* TASK REQUIREMENTS
Please give the listing underneath again, exactly as shown.

* SUPPLIED MATERIAL
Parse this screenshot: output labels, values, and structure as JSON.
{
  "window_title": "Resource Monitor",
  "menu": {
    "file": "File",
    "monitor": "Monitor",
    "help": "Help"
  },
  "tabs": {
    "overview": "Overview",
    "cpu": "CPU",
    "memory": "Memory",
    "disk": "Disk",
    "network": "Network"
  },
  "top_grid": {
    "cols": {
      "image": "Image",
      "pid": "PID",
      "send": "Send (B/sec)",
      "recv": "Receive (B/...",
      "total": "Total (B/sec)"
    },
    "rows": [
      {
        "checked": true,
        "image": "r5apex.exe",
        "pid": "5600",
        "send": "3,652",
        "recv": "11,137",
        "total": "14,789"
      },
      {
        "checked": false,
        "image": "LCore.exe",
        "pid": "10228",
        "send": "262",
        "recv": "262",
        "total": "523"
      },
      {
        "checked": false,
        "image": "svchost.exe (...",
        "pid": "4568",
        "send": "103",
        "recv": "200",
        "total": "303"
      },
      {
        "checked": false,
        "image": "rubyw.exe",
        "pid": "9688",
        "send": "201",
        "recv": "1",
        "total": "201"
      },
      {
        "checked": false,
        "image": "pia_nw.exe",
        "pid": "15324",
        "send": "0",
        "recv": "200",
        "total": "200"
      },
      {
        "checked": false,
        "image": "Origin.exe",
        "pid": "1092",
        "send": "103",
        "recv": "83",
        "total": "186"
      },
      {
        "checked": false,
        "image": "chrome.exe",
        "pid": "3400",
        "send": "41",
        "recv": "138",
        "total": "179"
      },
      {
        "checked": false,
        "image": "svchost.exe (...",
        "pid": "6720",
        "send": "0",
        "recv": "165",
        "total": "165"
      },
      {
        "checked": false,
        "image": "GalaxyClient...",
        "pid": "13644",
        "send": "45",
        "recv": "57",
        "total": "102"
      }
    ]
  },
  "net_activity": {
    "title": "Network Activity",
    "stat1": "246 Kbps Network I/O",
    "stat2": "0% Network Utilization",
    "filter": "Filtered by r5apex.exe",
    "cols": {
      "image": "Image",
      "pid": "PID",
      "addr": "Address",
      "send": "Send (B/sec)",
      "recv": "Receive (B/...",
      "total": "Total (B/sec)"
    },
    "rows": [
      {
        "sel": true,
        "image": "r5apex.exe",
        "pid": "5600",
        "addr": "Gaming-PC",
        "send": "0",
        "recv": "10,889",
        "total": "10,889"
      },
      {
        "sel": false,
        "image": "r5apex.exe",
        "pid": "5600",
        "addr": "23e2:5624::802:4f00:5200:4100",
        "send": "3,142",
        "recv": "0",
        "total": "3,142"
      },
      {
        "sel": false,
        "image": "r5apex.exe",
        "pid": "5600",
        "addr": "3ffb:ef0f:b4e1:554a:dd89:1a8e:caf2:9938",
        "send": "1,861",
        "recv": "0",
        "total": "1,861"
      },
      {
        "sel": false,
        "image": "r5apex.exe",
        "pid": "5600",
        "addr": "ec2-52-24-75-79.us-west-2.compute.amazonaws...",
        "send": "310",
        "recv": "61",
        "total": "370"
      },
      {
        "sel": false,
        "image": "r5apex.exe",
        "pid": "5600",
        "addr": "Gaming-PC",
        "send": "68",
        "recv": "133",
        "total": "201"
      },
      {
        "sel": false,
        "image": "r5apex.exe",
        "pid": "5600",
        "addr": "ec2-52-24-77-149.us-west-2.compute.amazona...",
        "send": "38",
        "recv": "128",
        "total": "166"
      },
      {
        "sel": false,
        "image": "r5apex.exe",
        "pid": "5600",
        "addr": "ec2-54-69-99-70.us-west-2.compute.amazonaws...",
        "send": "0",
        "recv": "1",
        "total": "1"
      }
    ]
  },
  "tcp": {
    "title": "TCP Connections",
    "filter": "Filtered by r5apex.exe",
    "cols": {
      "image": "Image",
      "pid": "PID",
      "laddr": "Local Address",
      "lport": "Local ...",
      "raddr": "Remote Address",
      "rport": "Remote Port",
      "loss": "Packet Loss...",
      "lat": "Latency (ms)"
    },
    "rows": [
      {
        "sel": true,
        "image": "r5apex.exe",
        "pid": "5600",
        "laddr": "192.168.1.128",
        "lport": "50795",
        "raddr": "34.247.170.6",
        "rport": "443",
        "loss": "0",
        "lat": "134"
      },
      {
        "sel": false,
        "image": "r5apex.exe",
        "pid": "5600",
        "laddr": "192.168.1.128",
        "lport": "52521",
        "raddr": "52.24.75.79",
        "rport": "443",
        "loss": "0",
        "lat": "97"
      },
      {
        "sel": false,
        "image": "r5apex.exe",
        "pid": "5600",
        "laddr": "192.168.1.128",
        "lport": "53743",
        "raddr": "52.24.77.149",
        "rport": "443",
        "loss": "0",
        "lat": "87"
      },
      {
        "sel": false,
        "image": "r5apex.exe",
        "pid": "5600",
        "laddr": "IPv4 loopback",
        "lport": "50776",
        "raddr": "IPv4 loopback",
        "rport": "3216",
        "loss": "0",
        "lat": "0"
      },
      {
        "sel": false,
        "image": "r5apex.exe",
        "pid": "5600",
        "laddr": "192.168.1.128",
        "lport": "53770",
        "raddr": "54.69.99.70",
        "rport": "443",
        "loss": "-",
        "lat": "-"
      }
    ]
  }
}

* TASK OUTPUT
Parse this screenshot: output labels, values, and structure as JSON.
{
  "window_title": "Resource Monitor",
  "menu": {
    "file": "File",
    "monitor": "Monitor",
    "help": "Help"
  },
  "tabs": {
    "overview": "Overview",
    "cpu": "CPU",
    "memory": "Memory",
    "disk": "Disk",
    "network": "Network"
  },
  "top_grid": {
    "cols": {
      "image": "Image",
      "pid": "PID",
      "send": "Send (B/sec)",
      "recv": "Receive (B/...",
      "total": "Total (B/sec)"
    },
    "rows": [
      {
        "checked": true,
        "image": "r5apex.exe",
        "pid": "5600",
        "send": "3,652",
        "recv": "11,137",
        "total": "14,789"
      },
      {
        "checked": false,
        "image": "LCore.exe",
        "pid": "10228",
        "send": "262",
        "recv": "262",
        "total": "523"
      },
      {
        "checked": false,
        "image": "svchost.exe (...",
        "pid": "4568",
        "send": "103",
        "recv": "200",
        "total": "303"
      },
      {
        "checked": false,
        "image": "rubyw.exe",
        "pid": "9688",
        "send": "201",
        "recv": "1",
        "total": "201"
      },
      {
        "checked": false,
        "image": "pia_nw.exe",
        "pid": "15324",
        "send": "0",
        "recv": "200",
        "total": "200"
      },
      {
        "checked": false,
        "image": "Origin.exe",
        "pid": "1092",
        "send": "103",
        "recv": "83",
        "total": "186"
      },
      {
        "checked": false,
        "image": "chrome.exe",
        "pid": "3400",
        "send": "41",
        "recv": "138",
        "total": "179"
      },
      {
        "checked": false,
        "image": "svchost.exe (...",
        "pid": "6720",
        "send": "0",
        "recv": "165",
        "total": "165"
      },
      {
        "checked": false,
        "image": "GalaxyClient...",
        "pid": "13644",
        "send": "45",
        "recv": "57",
        "total": "102"
      }
    ]
  },
  "net_activity": {
    "title": "Network Activity",
    "stat1": "246 Kbps Network I/O",
    "stat2": "0% Network Utilization",
    "filter": "Filtered by r5apex.exe",
    "cols": {
      "image": "Image",
      "pid": "PID",
      "addr": "Address",
      "send": "Send (B/sec)",
      "recv": "Receive (B/...",
      "total": "Total (B/sec)"
    },
    "rows": [
      {
        "sel": true,
        "image": "r5apex.exe",
        "pid": "5600",
        "addr": "Gaming-PC",
        "send": "0",
        "recv": "10,889",
        "total": "10,889"
      },
      {
        "sel": false,
        "image": "r5apex.exe",
        "pid": "5600",
        "addr": "23e2:5624::802:4f00:5200:4100",
        "send": "3,142",
        "recv": "0",
        "total": "3,142"
      },
      {
        "sel": false,
        "image": "r5apex.exe",
        "pid": "5600",
        "addr": "3ffb:ef0f:b4e1:554a:dd89:1a8e:caf2:9938",
        "send": "1,861",
        "recv": "0",
        "total": "1,861"
      },
      {
        "sel": false,
        "image": "r5apex.exe",
        "pid": "5600",
        "addr": "ec2-52-24-75-79.us-west-2.compute.amazonaws...",
        "send": "310",
        "recv": "61",
        "total": "370"
      },
      {
        "sel": false,
        "image": "r5apex.exe",
        "pid": "5600",
        "addr": "Gaming-PC",
        "send": "68",
        "recv": "133",
        "total": "201"
      },
      {
        "sel": false,
        "image": "r5apex.exe",
        "pid": "5600",
        "addr": "ec2-52-24-77-149.us-west-2.compute.amazona...",
        "send": "38",
        "recv": "128",
        "total": "166"
      },
      {
        "sel": false,
        "image": "r5apex.exe",
        "pid": "5600",
        "addr": "ec2-54-69-99-70.us-west-2.compute.amazonaws...",
        "send": "0",
        "recv": "1",
        "total": "1"
      }
    ]
  },
  "tcp": {
    "title": "TCP Connections",
    "filter": "Filtered by r5apex.exe",
    "cols": {
      "image": "Image",
      "pid": "PID",
      "laddr": "Local Address",
      "lport": "Local ...",
      "raddr": "Remote Address",
      "rport": "Remote Port",
      "loss": "Packet Loss...",
      "lat": "Latency (ms)"
    },
    "rows": [
      {
        "sel": true,
        "image": "r5apex.exe",
        "pid": "5600",
        "laddr": "192.168.1.128",
        "lport": "50795",
        "raddr": "34.247.170.6",
        "rport": "443",
        "loss": "0",
        "lat": "134"
      },
      {
        "sel": false,
        "image": "r5apex.exe",
        "pid": "5600",
        "laddr": "192.168.1.128",
        "lport": "52521",
        "raddr": "52.24.75.79",
        "rport": "443",
        "loss": "0",
        "lat": "97"
      },
      {
        "sel": false,
        "image": "r5apex.exe",
        "pid": "5600",
        "laddr": "192.168.1.128",
        "lport": "53743",
        "raddr": "52.24.77.149",
        "rport": "443",
        "loss": "0",
        "lat": "87"
      },
      {
        "sel": false,
        "image": "r5apex.exe",
        "pid": "5600",
        "laddr": "IPv4 loopback",
        "lport": "50776",
        "raddr": "IPv4 loopback",
        "rport": "3216",
        "loss": "0",
        "lat": "0"
      },
      {
        "sel": false,
        "image": "r5apex.exe",
        "pid": "5600",
        "laddr": "192.168.1.128",
        "lport": "53770",
        "raddr": "54.69.99.70",
        "rport": "443",
        "loss": "-",
        "lat": "-"
      }
    ]
  }
}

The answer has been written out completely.